Farms that showcase agricultural technology and techniques that improve crops and production are known as demonstration farms and are a smart investment that can help accelerate the espousal of game-changing innovations. Farmers can learn new ways of doing things without having to do it on their farms.
Demonstration farms are used to teach various agricultural techniques and technologies, showcase new or improved crops. They also serve as a venue to research and test new methods alongside traditional ones.
Their sizes can vary widely, ranging from small to big farms. Depending on what’s being tested or showcased, the demonstration farm could have different types of crops and crop varieties, livestock or poultry breeds, fertilizer treatments or technology, such as drip irrigation.
Over a century ago, agriculturalist Seaman Knapp recognized the importance of demonstration farms and he believed in the philosophy of teaching through demonstration. He is regarded as the father of demonstration farms.
Demonstration farms however have a potential of doing much more. They are a few of them however in the country, oxfarm.co.ke however is currently having a demo farm in Ridgeway’s Nairobi. If carefully designed, demostration farms could help revolutionise Agriculture in Kenya as well as Africa. They could help solve some of Africa’s most persistent challenges including degraded soils or the low adoption of irrigation technologies.
They could also help with the uptake of new concepts that are transforming agriculture including precision agriculture – a farm management system that ensures soils and crops receive exactly what they need for optimal growth and productivity. Or conservation agriculture – a sustainable agriculture production system comprised of three linked principles; minimal soil disturbance, mixing and rotating crops and keeping the soils covered as much as possible.
Where Does Demonstration farms Work?
In Israel, a centre for agricultural development has trained over 270,000 people from 132 countries in its various courses, 70% of which use demonstration agricultural farms.
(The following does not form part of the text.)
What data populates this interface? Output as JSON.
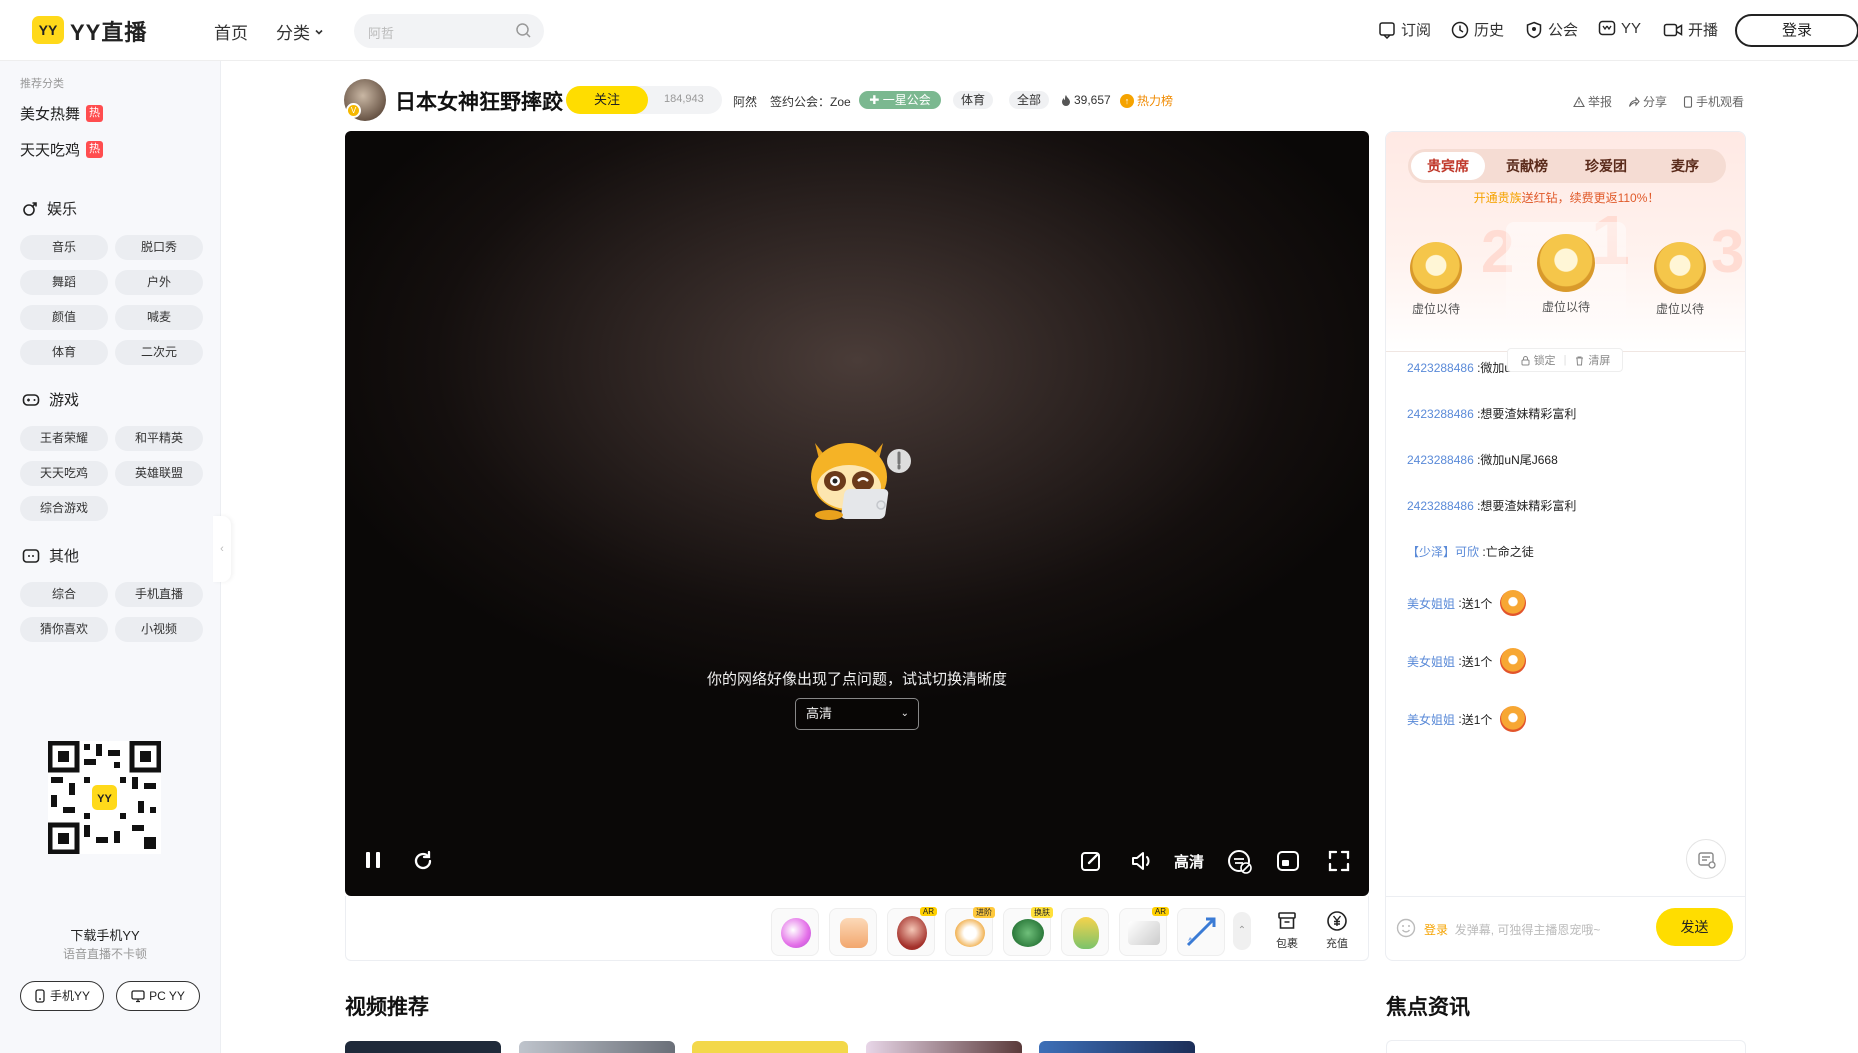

There have also been substantial advances on the continent. In Nigeria, a fertilizer company has over 3,000 demonstration farms that it uses to showcase and teach farmers about modern farming practices.
In Ghana, the Ministry of Food and Agriculture has established over 1,242 community demonstration farms that showcase new agricultural technologies.
Here in Kenya, apart from our demo farm, a demonstration farm in Meru is teaching women everything they need to know about conservation agriculture. This includes covering crops like grass or legumes, to provide seasonal soil cover to protect bare land. These kinds of steps improve crop productivity, increase yields as well as profits and food security.
Farmers can see how practices work over time, ranging from one season to another to a period of years. They are then able to use them on their own farms. In Kenya over 10,000, of over 7 million farmers, have adopted these practices.
Non-governmental organizations are also using demonstration farms. Development in Gardening in Kenya, for example, uses demonstration farms as classrooms to showcase good agricultural practices.
What Should be Done
The need for demonstrations farms can’t be overemphasized – particularly in Africa. Challenges such as droughts, degraded soils and low crop productivity persist and threaten the livelihoods of millions of people.
One of the major challenges is funding. Setting up demonstration farms to try new technologies or best practices takes lots of funds, time and effort.
Luckily there are several funding agencies, including governments, that fund demonstration farms.